The V8’s potency and noise are tempting reasons for choosing this decidedly indulgent engine over a diesel. Whether you’re listening to the 4.4’s bubbling idle from outside, or hearing its urgent, rhythmic high-rev pulse from within, this engine makes a substantial aural case for itself.
A 0-62mph of 4.8 sec is as deliciously unnecessary as 444bhp. Because the V8's coupled to a swift-shifting eight-speed transmission, the sheer thrust on offer is mildly amazing.
What's more impressive is that when you point the X6 at a succession of switchback bends, its roadholding, reassuringly accurate steering and body control combine to provide a surprisingly entertaining drive.
The X6 doesn’t quite have the mid-bend agility of the smaller Porsche Macan, but as a session on a test track reveals, the trick rear axle and the driveline’s ability to funnel a strong slug of on-the-limit torque through the front wheels will pull the X6 out of the understeer that may have been building to this point. All of which allows it to be conducted with a fluency that belies its size.
It’s less fluent, however, when there are bumps in the path of its sizeable wheels, as ridges and ruts kick up the odd sharp jolt that momentarily punctures the atmosphere of sophistication. Much of which stems from the X6’s truly impressive noise suppression and an interior whose horizontal sweep of dashboard, tastefully applied décor and high precision finish do much to ram home the impression that you’re aboard a luxury SUV.
So does the generous cabin space in the front, although rear space is less impressive. More of an issue, surprisingly, is the shortage of foot room in the rear, the bulk of the front seats preventing you from fitting your toes beneath them. Front seat occupants are better catered to, and they also get kneepads built into the centre console allowing them to better brace themselves during athletic cornering manoeuvres. Which sounds gimmicky, but can genuinely prove useful.
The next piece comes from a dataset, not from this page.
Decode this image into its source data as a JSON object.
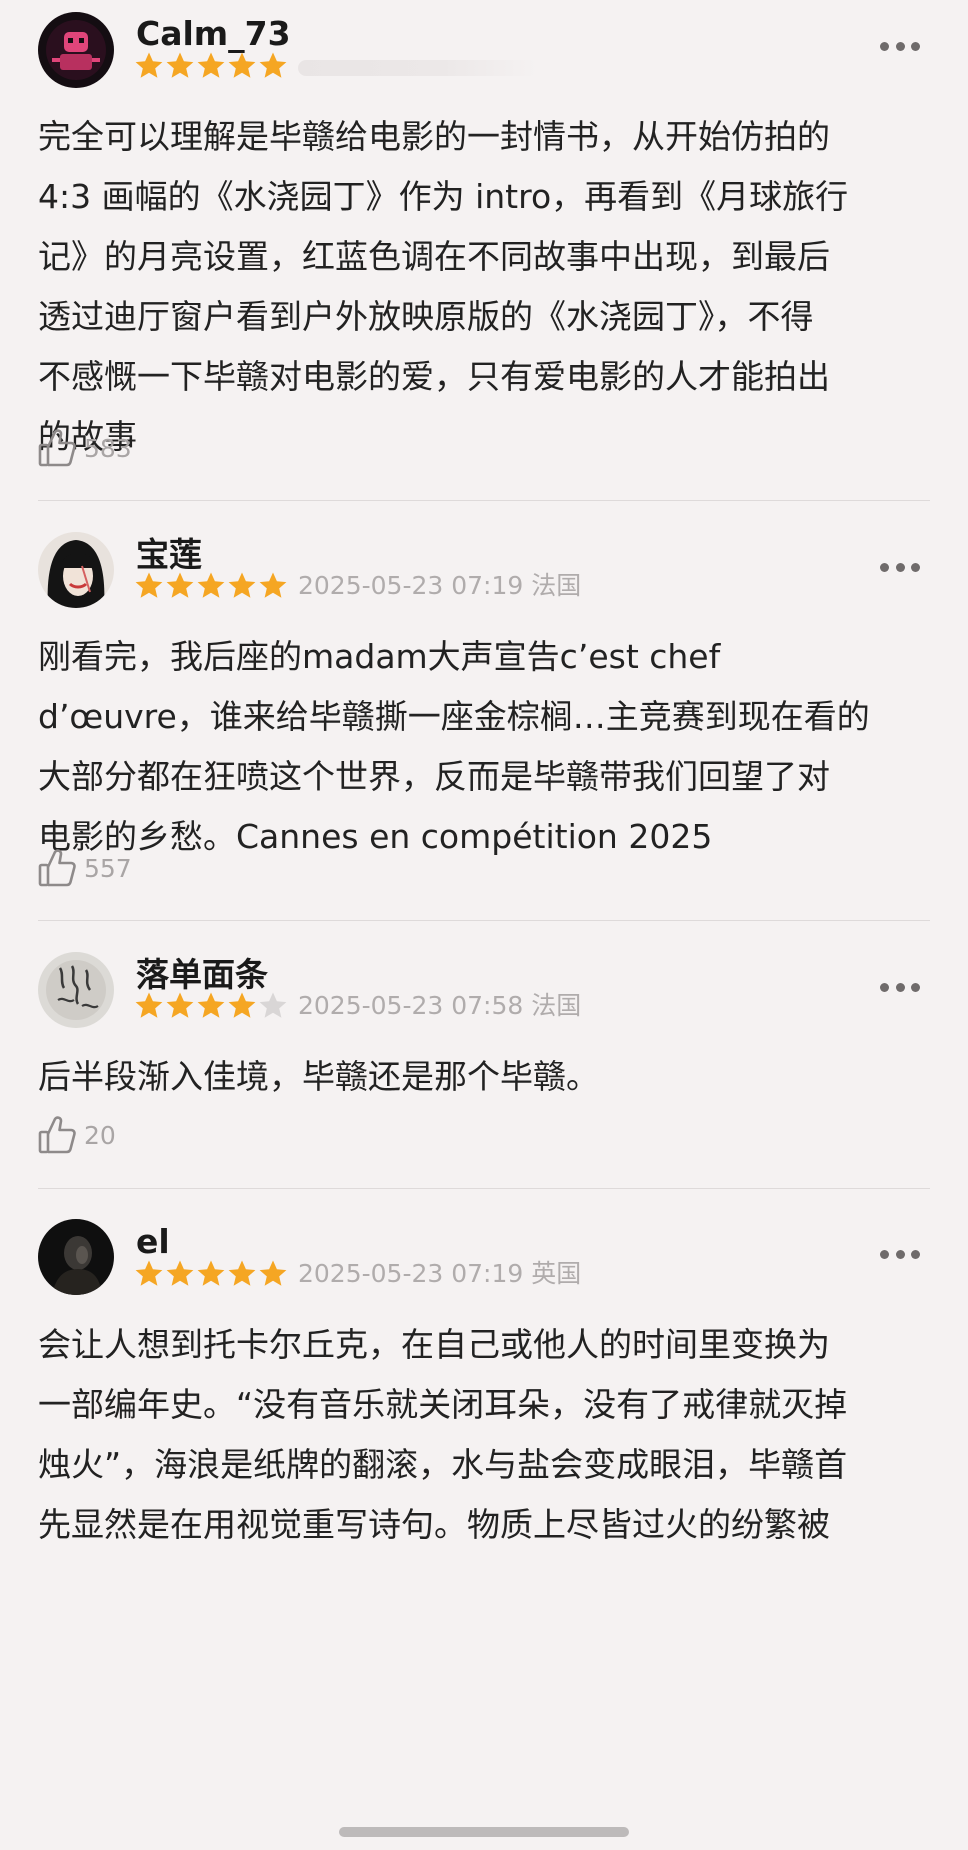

More advanced (optional) equipment includes BMW’s excellent head-up display, automatic parking, night vision and traffic jam assist, though as ever with German premium machines, unconstrained option-box ticking can produce a very expensive car.